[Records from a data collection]
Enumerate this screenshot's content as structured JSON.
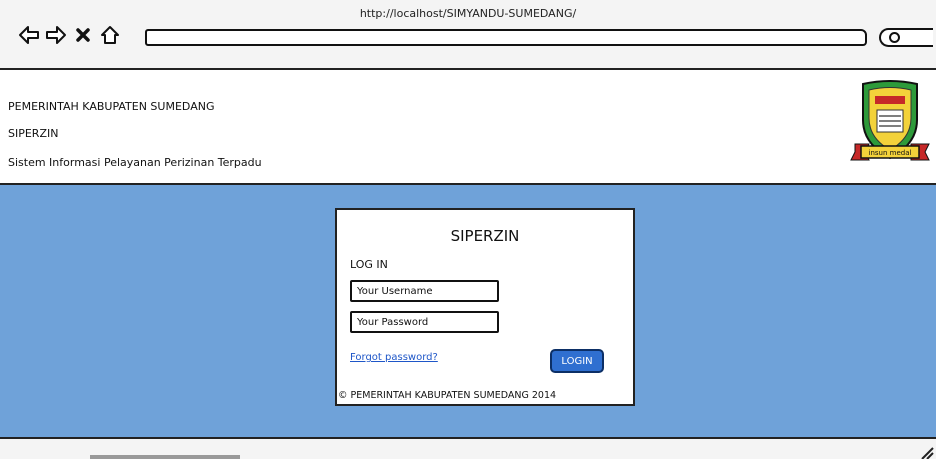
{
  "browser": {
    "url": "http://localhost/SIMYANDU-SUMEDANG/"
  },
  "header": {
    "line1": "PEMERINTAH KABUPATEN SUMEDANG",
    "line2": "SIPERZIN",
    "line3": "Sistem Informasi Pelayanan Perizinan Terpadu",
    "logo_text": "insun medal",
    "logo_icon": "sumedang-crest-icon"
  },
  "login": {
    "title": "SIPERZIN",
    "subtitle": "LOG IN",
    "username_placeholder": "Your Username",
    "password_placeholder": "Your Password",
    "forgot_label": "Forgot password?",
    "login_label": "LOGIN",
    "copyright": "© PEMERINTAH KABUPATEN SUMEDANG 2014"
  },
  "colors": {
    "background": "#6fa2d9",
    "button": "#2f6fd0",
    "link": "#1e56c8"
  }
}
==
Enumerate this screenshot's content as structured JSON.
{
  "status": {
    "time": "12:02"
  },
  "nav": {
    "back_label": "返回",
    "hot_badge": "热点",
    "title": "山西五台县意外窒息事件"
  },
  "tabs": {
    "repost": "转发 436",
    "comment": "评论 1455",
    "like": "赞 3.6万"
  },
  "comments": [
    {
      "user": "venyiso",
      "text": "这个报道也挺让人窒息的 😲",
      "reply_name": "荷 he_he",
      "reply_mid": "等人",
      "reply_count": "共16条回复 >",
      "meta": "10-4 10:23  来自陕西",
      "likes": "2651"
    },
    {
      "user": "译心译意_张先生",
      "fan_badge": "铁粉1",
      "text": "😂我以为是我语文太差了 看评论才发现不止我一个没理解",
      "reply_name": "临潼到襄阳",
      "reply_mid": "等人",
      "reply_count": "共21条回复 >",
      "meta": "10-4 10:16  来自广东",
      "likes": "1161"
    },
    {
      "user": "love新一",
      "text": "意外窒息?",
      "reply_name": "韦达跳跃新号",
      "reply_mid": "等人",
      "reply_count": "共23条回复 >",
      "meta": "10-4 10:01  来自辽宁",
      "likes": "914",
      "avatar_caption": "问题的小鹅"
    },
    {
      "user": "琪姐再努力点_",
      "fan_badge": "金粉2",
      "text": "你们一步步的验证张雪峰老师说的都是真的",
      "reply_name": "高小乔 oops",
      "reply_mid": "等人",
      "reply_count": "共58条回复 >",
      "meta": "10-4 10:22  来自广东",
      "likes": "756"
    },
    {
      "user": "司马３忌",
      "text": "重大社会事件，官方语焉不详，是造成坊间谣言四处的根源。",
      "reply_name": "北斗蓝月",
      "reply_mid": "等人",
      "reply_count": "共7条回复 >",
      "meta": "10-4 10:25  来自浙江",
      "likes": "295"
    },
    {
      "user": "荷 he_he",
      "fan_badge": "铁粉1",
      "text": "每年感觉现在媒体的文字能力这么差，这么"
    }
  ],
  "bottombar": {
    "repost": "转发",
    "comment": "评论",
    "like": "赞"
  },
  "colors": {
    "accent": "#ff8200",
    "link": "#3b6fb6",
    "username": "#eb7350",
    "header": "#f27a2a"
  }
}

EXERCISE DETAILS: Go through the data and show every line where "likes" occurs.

OUTPUT:
      "likes": "2651"
      "likes": "1161"
      "likes": "914",
      "likes": "756"
      "likes": "295"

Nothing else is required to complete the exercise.